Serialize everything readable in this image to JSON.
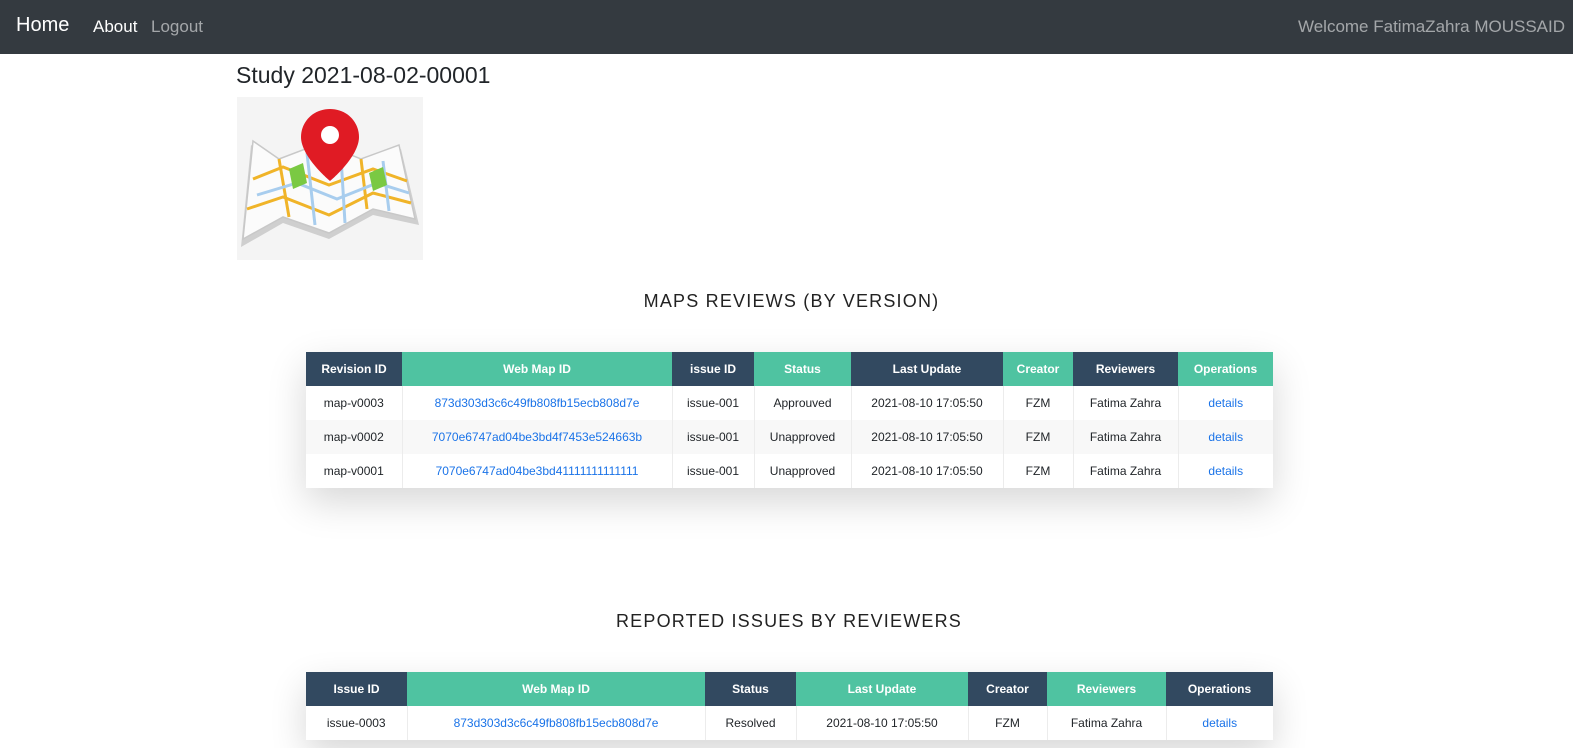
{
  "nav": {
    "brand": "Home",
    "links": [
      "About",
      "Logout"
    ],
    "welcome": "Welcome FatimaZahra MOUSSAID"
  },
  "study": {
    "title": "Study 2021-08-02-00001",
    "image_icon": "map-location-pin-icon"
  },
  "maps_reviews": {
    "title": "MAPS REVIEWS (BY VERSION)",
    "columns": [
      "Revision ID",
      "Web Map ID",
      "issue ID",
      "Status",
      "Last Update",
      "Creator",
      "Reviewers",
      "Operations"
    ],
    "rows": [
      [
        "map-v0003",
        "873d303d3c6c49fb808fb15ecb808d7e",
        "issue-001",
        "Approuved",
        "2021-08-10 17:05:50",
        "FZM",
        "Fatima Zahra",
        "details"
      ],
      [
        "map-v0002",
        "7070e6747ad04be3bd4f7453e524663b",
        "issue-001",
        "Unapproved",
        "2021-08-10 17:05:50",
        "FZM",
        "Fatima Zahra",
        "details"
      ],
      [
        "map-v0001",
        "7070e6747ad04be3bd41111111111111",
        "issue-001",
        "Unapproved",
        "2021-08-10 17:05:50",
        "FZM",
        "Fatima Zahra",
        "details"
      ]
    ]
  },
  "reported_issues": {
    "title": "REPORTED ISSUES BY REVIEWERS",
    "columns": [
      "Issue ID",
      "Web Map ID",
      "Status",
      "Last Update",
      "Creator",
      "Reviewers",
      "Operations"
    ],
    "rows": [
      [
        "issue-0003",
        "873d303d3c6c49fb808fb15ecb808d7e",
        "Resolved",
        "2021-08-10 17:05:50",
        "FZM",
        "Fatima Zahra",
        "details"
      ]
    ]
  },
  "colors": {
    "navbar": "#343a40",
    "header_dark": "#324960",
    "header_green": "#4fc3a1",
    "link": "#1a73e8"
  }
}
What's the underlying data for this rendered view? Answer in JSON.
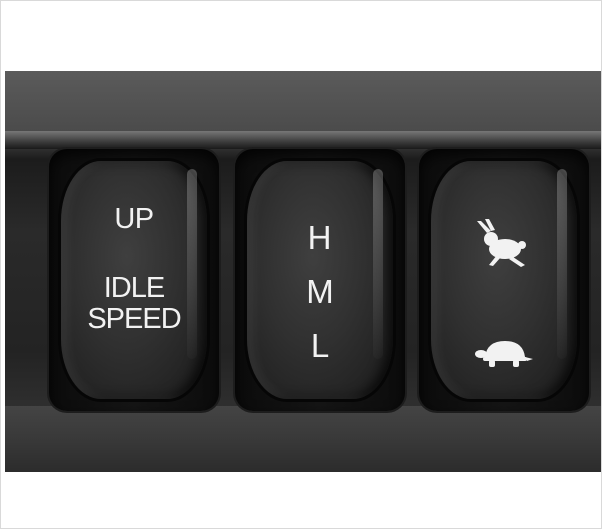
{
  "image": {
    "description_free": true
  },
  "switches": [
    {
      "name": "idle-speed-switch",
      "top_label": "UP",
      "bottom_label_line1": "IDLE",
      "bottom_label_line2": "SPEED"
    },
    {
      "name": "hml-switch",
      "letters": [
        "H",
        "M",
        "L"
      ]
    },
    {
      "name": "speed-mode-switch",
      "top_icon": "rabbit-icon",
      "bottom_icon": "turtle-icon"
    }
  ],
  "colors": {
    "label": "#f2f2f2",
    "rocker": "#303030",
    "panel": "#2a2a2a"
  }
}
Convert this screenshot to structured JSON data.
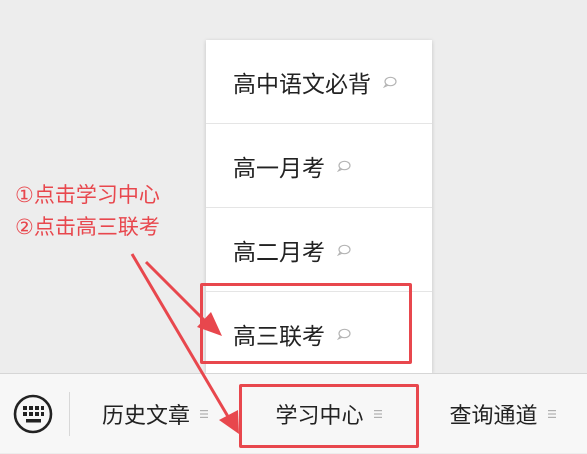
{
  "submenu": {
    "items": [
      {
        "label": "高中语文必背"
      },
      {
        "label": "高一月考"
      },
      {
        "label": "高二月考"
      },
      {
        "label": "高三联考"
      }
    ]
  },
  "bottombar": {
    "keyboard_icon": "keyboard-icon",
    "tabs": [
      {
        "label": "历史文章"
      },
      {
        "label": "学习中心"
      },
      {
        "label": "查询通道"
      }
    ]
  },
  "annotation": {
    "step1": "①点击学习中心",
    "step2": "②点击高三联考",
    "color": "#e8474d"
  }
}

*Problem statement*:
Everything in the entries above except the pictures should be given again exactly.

*Response to this exercise*:
Serialize everything readable in this image to JSON.
{
  "nav": {
    "brand": "Home",
    "links": [
      "About",
      "Logout"
    ],
    "welcome": "Welcome FatimaZahra MOUSSAID"
  },
  "study": {
    "title": "Study 2021-08-02-00001",
    "image_icon": "map-location-pin-icon"
  },
  "maps_reviews": {
    "title": "MAPS REVIEWS (BY VERSION)",
    "columns": [
      "Revision ID",
      "Web Map ID",
      "issue ID",
      "Status",
      "Last Update",
      "Creator",
      "Reviewers",
      "Operations"
    ],
    "rows": [
      [
        "map-v0003",
        "873d303d3c6c49fb808fb15ecb808d7e",
        "issue-001",
        "Approuved",
        "2021-08-10 17:05:50",
        "FZM",
        "Fatima Zahra",
        "details"
      ],
      [
        "map-v0002",
        "7070e6747ad04be3bd4f7453e524663b",
        "issue-001",
        "Unapproved",
        "2021-08-10 17:05:50",
        "FZM",
        "Fatima Zahra",
        "details"
      ],
      [
        "map-v0001",
        "7070e6747ad04be3bd41111111111111",
        "issue-001",
        "Unapproved",
        "2021-08-10 17:05:50",
        "FZM",
        "Fatima Zahra",
        "details"
      ]
    ]
  },
  "reported_issues": {
    "title": "REPORTED ISSUES BY REVIEWERS",
    "columns": [
      "Issue ID",
      "Web Map ID",
      "Status",
      "Last Update",
      "Creator",
      "Reviewers",
      "Operations"
    ],
    "rows": [
      [
        "issue-0003",
        "873d303d3c6c49fb808fb15ecb808d7e",
        "Resolved",
        "2021-08-10 17:05:50",
        "FZM",
        "Fatima Zahra",
        "details"
      ]
    ]
  },
  "colors": {
    "navbar": "#343a40",
    "header_dark": "#324960",
    "header_green": "#4fc3a1",
    "link": "#1a73e8"
  }
}
What's the underlying data for this rendered view? Answer in JSON.
{
  "image": {
    "description_free": true
  },
  "switches": [
    {
      "name": "idle-speed-switch",
      "top_label": "UP",
      "bottom_label_line1": "IDLE",
      "bottom_label_line2": "SPEED"
    },
    {
      "name": "hml-switch",
      "letters": [
        "H",
        "M",
        "L"
      ]
    },
    {
      "name": "speed-mode-switch",
      "top_icon": "rabbit-icon",
      "bottom_icon": "turtle-icon"
    }
  ],
  "colors": {
    "label": "#f2f2f2",
    "rocker": "#303030",
    "panel": "#2a2a2a"
  }
}
Convert this screenshot to structured JSON data.
{
  "submenu": {
    "items": [
      {
        "label": "高中语文必背"
      },
      {
        "label": "高一月考"
      },
      {
        "label": "高二月考"
      },
      {
        "label": "高三联考"
      }
    ]
  },
  "bottombar": {
    "keyboard_icon": "keyboard-icon",
    "tabs": [
      {
        "label": "历史文章"
      },
      {
        "label": "学习中心"
      },
      {
        "label": "查询通道"
      }
    ]
  },
  "annotation": {
    "step1": "①点击学习中心",
    "step2": "②点击高三联考",
    "color": "#e8474d"
  }
}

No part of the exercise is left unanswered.